If you believe for one second that for the SNP this election is ‘not about independence’ then I have a Forth Road Bridge I’d like to sell you. For the Nationalists, every election, every policy and every decision is about independence. This latest, friendly posture is simply another tactic in aid of their long game. For the past few decades I have watched them shift their ground to defang their big, scary idea and make it more attractive and less nutty to more people. Understand this: they will do whatever it takes, will say anything, to break up the United Kingdom.

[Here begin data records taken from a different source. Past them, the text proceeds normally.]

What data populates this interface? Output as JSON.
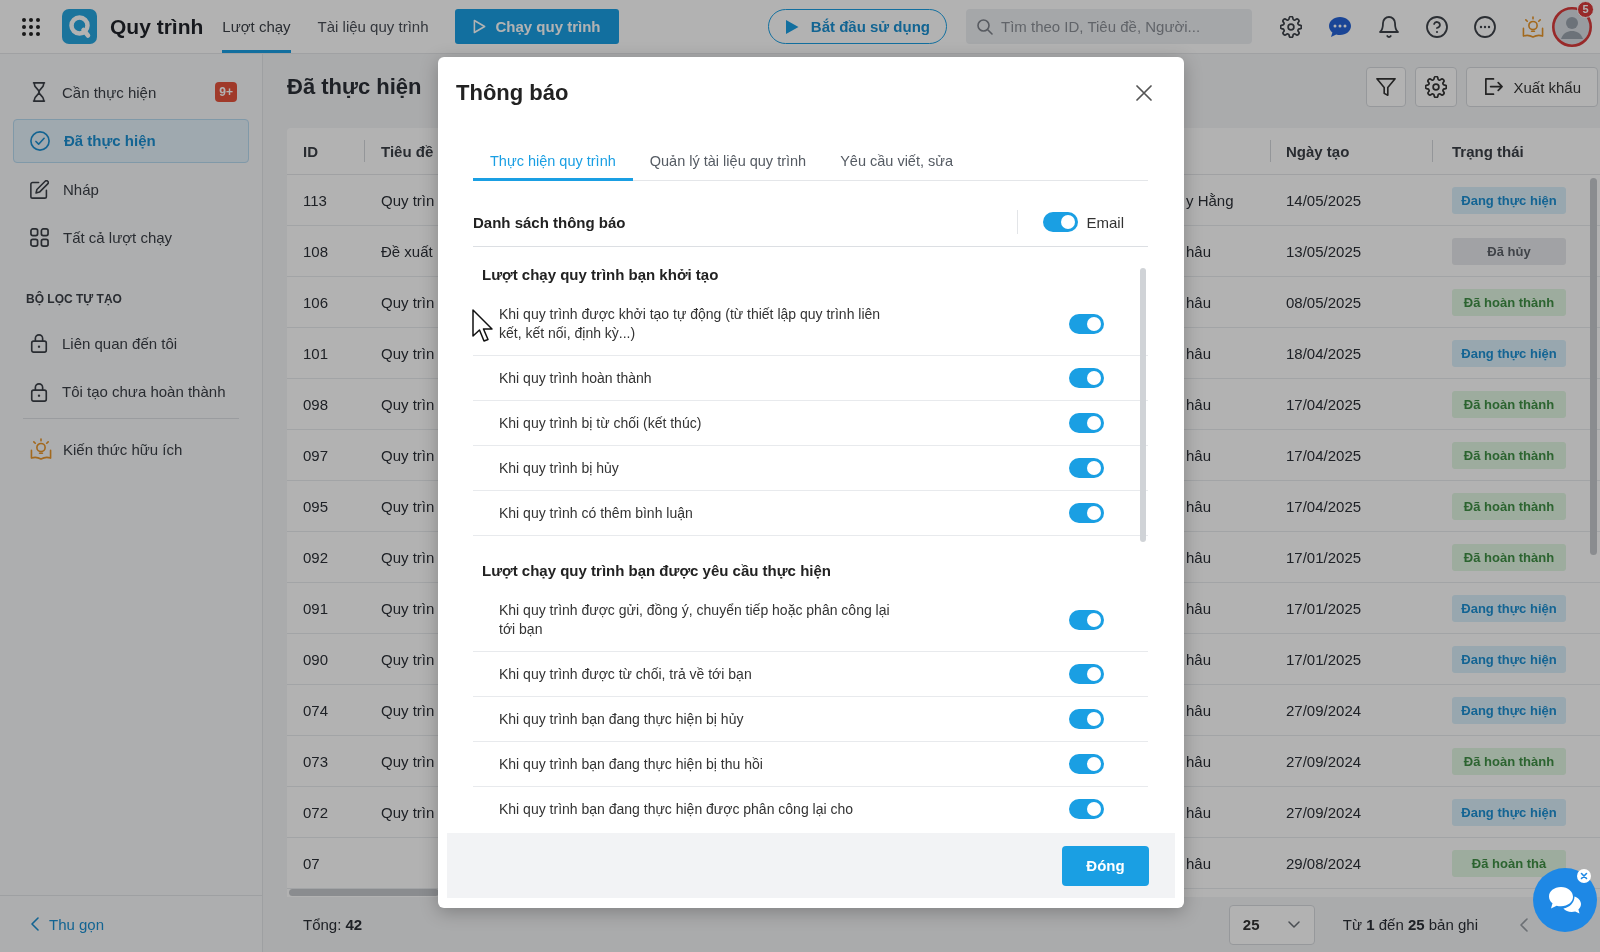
{
  "topbar": {
    "app_name": "Quy trình",
    "nav": [
      {
        "label": "Lượt chạy",
        "selected": true
      },
      {
        "label": "Tài liệu quy trình",
        "selected": false
      }
    ],
    "run_button": "Chạy quy trình",
    "start_button": "Bắt đầu sử dụng",
    "search": {
      "placeholder": "Tìm theo ID, Tiêu đề, Người..."
    },
    "avatar_badge": "5"
  },
  "sidebar": {
    "items": [
      {
        "label": "Cần thực hiện",
        "badge": "9+",
        "selected": false
      },
      {
        "label": "Đã thực hiện",
        "selected": true
      },
      {
        "label": "Nháp",
        "selected": false
      },
      {
        "label": "Tất cả lượt chạy",
        "selected": false
      }
    ],
    "filter_heading": "BỘ LỌC TỰ TẠO",
    "filters": [
      {
        "label": "Liên quan đến tôi",
        "selected": false
      },
      {
        "label": "Tôi tạo chưa hoàn thành",
        "selected": false
      }
    ],
    "links": [
      {
        "label": "Kiến thức hữu ích",
        "selected": false
      }
    ],
    "collapse_button": "Thu gọn"
  },
  "main": {
    "title": "Đã thực hiện",
    "export_button": "Xuất khẩu",
    "table": {
      "columns": {
        "id": "ID",
        "title": "Tiêu đề",
        "date": "Ngày tạo",
        "status": "Trạng thái"
      },
      "rows": [
        {
          "id": "113",
          "title": "Quy trìn",
          "column_3": "y Hằng",
          "date": "14/05/2025",
          "status": {
            "label": "Đang thực hiện",
            "kind": "in_progress"
          }
        },
        {
          "id": "108",
          "title": "Đề xuất",
          "column_3": "hâu",
          "date": "13/05/2025",
          "status": {
            "label": "Đã hủy",
            "kind": "cancelled"
          }
        },
        {
          "id": "106",
          "title": "Quy trìn",
          "column_3": "hâu",
          "date": "08/05/2025",
          "status": {
            "label": "Đã hoàn thành",
            "kind": "done"
          }
        },
        {
          "id": "101",
          "title": "Quy trìn",
          "column_3": "hâu",
          "date": "18/04/2025",
          "status": {
            "label": "Đang thực hiện",
            "kind": "in_progress"
          }
        },
        {
          "id": "098",
          "title": "Quy trìn",
          "column_3": "hâu",
          "date": "17/04/2025",
          "status": {
            "label": "Đã hoàn thành",
            "kind": "done"
          }
        },
        {
          "id": "097",
          "title": "Quy trìn",
          "column_3": "hâu",
          "date": "17/04/2025",
          "status": {
            "label": "Đã hoàn thành",
            "kind": "done"
          }
        },
        {
          "id": "095",
          "title": "Quy trìn",
          "column_3": "hâu",
          "date": "17/04/2025",
          "status": {
            "label": "Đã hoàn thành",
            "kind": "done"
          }
        },
        {
          "id": "092",
          "title": "Quy trìn",
          "column_3": "hâu",
          "date": "17/01/2025",
          "status": {
            "label": "Đã hoàn thành",
            "kind": "done"
          }
        },
        {
          "id": "091",
          "title": "Quy trìn",
          "column_3": "hâu",
          "date": "17/01/2025",
          "status": {
            "label": "Đang thực hiện",
            "kind": "in_progress"
          }
        },
        {
          "id": "090",
          "title": "Quy trìn",
          "column_3": "hâu",
          "date": "17/01/2025",
          "status": {
            "label": "Đang thực hiện",
            "kind": "in_progress"
          }
        },
        {
          "id": "074",
          "title": "Quy trìn",
          "column_3": "hâu",
          "date": "27/09/2024",
          "status": {
            "label": "Đang thực hiện",
            "kind": "in_progress"
          }
        },
        {
          "id": "073",
          "title": "Quy trìn",
          "column_3": "hâu",
          "date": "27/09/2024",
          "status": {
            "label": "Đã hoàn thành",
            "kind": "done"
          }
        },
        {
          "id": "072",
          "title": "Quy trìn",
          "column_3": "hâu",
          "date": "27/09/2024",
          "status": {
            "label": "Đang thực hiện",
            "kind": "in_progress"
          }
        },
        {
          "id": "07",
          "column_3": "hâu",
          "date": "29/08/2024",
          "status": {
            "label": "Đã hoàn thà",
            "kind": "done"
          }
        }
      ]
    },
    "footer": {
      "total": "Tổng: **42**",
      "page_size": "25",
      "range": "Từ **1** đến **25** bản ghi"
    }
  },
  "modal": {
    "title": "Thông báo",
    "tabs": [
      {
        "label": "Thực hiện quy trình",
        "selected": true
      },
      {
        "label": "Quản lý tài liệu quy trình",
        "selected": false
      },
      {
        "label": "Yêu cầu viết, sửa",
        "selected": false
      }
    ],
    "list_header": {
      "label": "Danh sách thông báo",
      "channel": {
        "label": "Email",
        "on": true
      }
    },
    "sections": [
      {
        "title": "Lượt chạy quy trình bạn khởi tạo",
        "items": [
          {
            "label": "Khi quy trình được khởi tạo tự động (từ thiết lập quy trình liên kết, kết nối, định kỳ...)",
            "on": true
          },
          {
            "label": "Khi quy trình hoàn thành",
            "on": true
          },
          {
            "label": "Khi quy trình bị từ chối (kết thúc)",
            "on": true
          },
          {
            "label": "Khi quy trình bị hủy",
            "on": true
          },
          {
            "label": "Khi quy trình có thêm bình luận",
            "on": true
          }
        ]
      },
      {
        "title": "Lượt chạy quy trình bạn được yêu cầu thực hiện",
        "items": [
          {
            "label": "Khi quy trình được gửi, đồng ý, chuyển tiếp hoặc phân công lại tới bạn",
            "on": true
          },
          {
            "label": "Khi quy trình được từ chối, trả về tới bạn",
            "on": true
          },
          {
            "label": "Khi quy trình bạn đang thực hiện bị hủy",
            "on": true
          },
          {
            "label": "Khi quy trình bạn đang thực hiện bị thu hồi",
            "on": true
          },
          {
            "label": "Khi quy trình bạn đang thực hiện được phân công lại cho",
            "on": true
          }
        ]
      }
    ],
    "close_button": "Đóng"
  }
}
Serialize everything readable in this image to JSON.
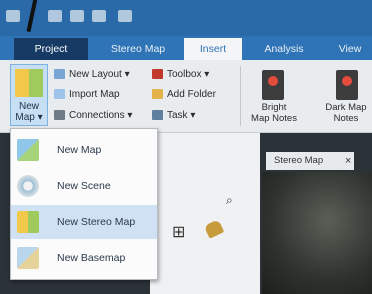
{
  "quick_access": {
    "icons": [
      "save-icon",
      "open-icon",
      "undo-icon",
      "redo-icon",
      "customize-icon"
    ]
  },
  "tabs": [
    {
      "label": "Project"
    },
    {
      "label": "Stereo Map"
    },
    {
      "label": "Insert"
    },
    {
      "label": "Analysis"
    },
    {
      "label": "View"
    }
  ],
  "ribbon": {
    "new_map": "New\nMap ▾",
    "new_layout": "New Layout ▾",
    "import_map": "Import Map",
    "connections": "Connections ▾",
    "toolbox": "Toolbox ▾",
    "add_folder": "Add Folder",
    "task": "Task ▾",
    "bright_notes": "Bright\nMap Notes",
    "dark_notes": "Dark Map\nNotes"
  },
  "dropdown": {
    "items": [
      {
        "label": "New Map"
      },
      {
        "label": "New Scene"
      },
      {
        "label": "New Stereo Map"
      },
      {
        "label": "New Basemap"
      }
    ]
  },
  "view_tab": {
    "label": "Stereo Map",
    "close": "×"
  },
  "colors": {
    "ribbon_blue": "#2f74b6",
    "highlight": "#cfe1f3"
  }
}
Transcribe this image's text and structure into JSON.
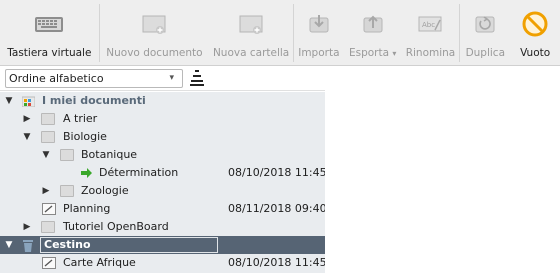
{
  "toolbar": {
    "buttons": [
      {
        "label": "Tastiera virtuale",
        "icon": "keyboard-icon",
        "enabled": true
      },
      {
        "label": "Nuovo documento",
        "icon": "new-document-icon",
        "enabled": false
      },
      {
        "label": "Nuova cartella",
        "icon": "new-folder-icon",
        "enabled": false
      },
      {
        "label": "Importa",
        "icon": "import-icon",
        "enabled": false
      },
      {
        "label": "Esporta",
        "icon": "export-icon",
        "enabled": false
      },
      {
        "label": "Rinomina",
        "icon": "rename-icon",
        "enabled": false
      },
      {
        "label": "Duplica",
        "icon": "duplicate-icon",
        "enabled": false
      },
      {
        "label": "Vuoto",
        "icon": "empty-trash-icon",
        "enabled": true
      }
    ]
  },
  "sort": {
    "selected": "Ordine alfabetico"
  },
  "tree": {
    "rows": [
      {
        "name": "I miei documenti",
        "date": ""
      },
      {
        "name": "A trier",
        "date": ""
      },
      {
        "name": "Biologie",
        "date": ""
      },
      {
        "name": "Botanique",
        "date": ""
      },
      {
        "name": "Détermination",
        "date": "08/10/2018 11:45"
      },
      {
        "name": "Zoologie",
        "date": ""
      },
      {
        "name": "Planning",
        "date": "08/11/2018 09:40"
      },
      {
        "name": "Tutoriel OpenBoard",
        "date": ""
      },
      {
        "name": "Cestino",
        "date": ""
      },
      {
        "name": "Carte Afrique",
        "date": "08/10/2018 11:45"
      }
    ]
  },
  "colors": {
    "toolbar_bg": "#eeeeee",
    "tree_bg": "#e9ecef",
    "selected_row": "#566474",
    "empty_icon": "#f0a000",
    "green_arrow": "#3aa82a"
  }
}
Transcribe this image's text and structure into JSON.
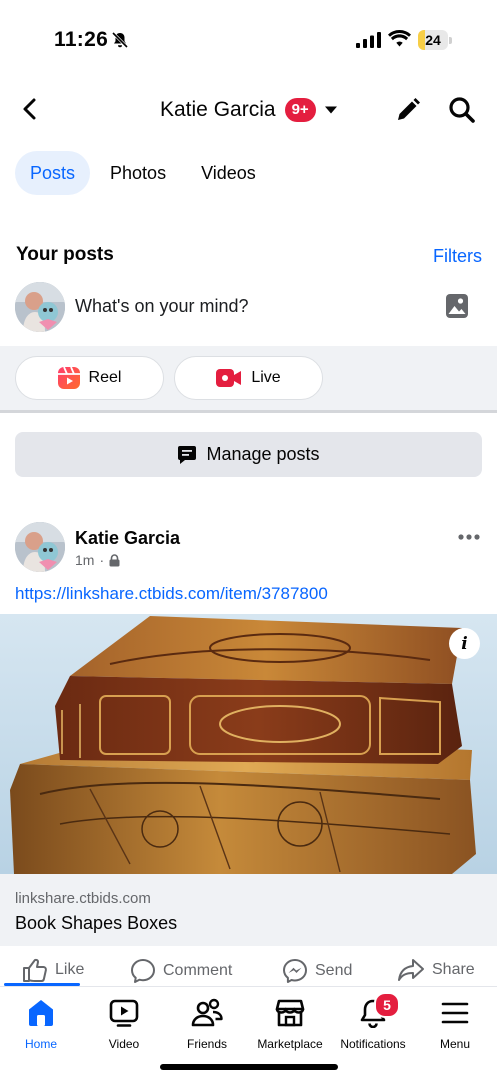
{
  "status_bar": {
    "time": "11:26",
    "battery_level": "24",
    "icons": [
      "bell-muted-icon",
      "cellular-signal-icon",
      "wifi-icon",
      "battery-icon"
    ]
  },
  "header": {
    "title": "Katie Garcia",
    "badge": "9+",
    "icons": [
      "back-arrow-icon",
      "caret-down-icon",
      "pencil-icon",
      "search-icon"
    ]
  },
  "tabs": [
    {
      "label": "Posts",
      "active": true
    },
    {
      "label": "Photos",
      "active": false
    },
    {
      "label": "Videos",
      "active": false
    }
  ],
  "section": {
    "title": "Your posts",
    "filters_label": "Filters"
  },
  "composer": {
    "placeholder": "What's on your mind?",
    "photo_icon": "photo-icon"
  },
  "quick_actions": {
    "reel_label": "Reel",
    "live_label": "Live"
  },
  "manage_posts": {
    "label": "Manage posts"
  },
  "post": {
    "author": "Katie Garcia",
    "time": "1m",
    "separator": "·",
    "privacy_icon": "lock-icon",
    "link_text": "https://linkshare.ctbids.com/item/3787800",
    "link_preview": {
      "domain": "linkshare.ctbids.com",
      "title": "Book Shapes Boxes",
      "info_label": "i"
    },
    "actions": {
      "like": "Like",
      "comment": "Comment",
      "send": "Send",
      "share": "Share"
    }
  },
  "bottom_nav": {
    "items": [
      {
        "label": "Home",
        "icon": "home-icon",
        "active": true
      },
      {
        "label": "Video",
        "icon": "video-icon",
        "active": false
      },
      {
        "label": "Friends",
        "icon": "friends-icon",
        "active": false
      },
      {
        "label": "Marketplace",
        "icon": "marketplace-icon",
        "active": false
      },
      {
        "label": "Notifications",
        "icon": "bell-icon",
        "active": false,
        "badge": "5"
      },
      {
        "label": "Menu",
        "icon": "menu-icon",
        "active": false
      }
    ]
  },
  "colors": {
    "accent": "#0866ff",
    "badge_red": "#e41e3f",
    "tab_active_bg": "#e7f0fd",
    "muted_text": "#65676b",
    "battery_yellow": "#f7ce46"
  }
}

I’m with Matthew Parris, who wrote in Saturday’s Times about Sturgeon’s ‘politics of sadism’ – she will prop up a Labour government, the steps taken by which will never be good enough. And as that administration inevitably weakens, she will do what the separatists always do: promise that the tough decisions could be avoided, that the outcomes would be better, if only Scotland were independent. And if it suits the independence cause at any point, she will pull the rug from under poor Miliband, with nary a thought for the supposed ‘progressive alliance’ she has sold to like-minded souls in England. She and that nice Mr Salmond did their best, she will say, and it just didn’t work. It didn’t work because it can’t work. And a majority of Scots, at that point, may believe her.
There is nothing in the SNP’s past to suggest we should even consider taking them at their word. Theirs is a story of double-dealing, unnerving obsession and goalpost-shifting. I’ve written here about why I’ll be voting Labour in this election, even though I’d rather David Cameron continues as Prime Minister – because the fewer SNP MPs that end up going to Westminster, the better, and the more likely it is the UK will survive. No one likes to vote tactically, but Scots who want to stay British should do just that on May 7. Don’t be taken in by the fresh coat of paint Ms Sturgeon has slopped onto the same old Nationalist house of horror.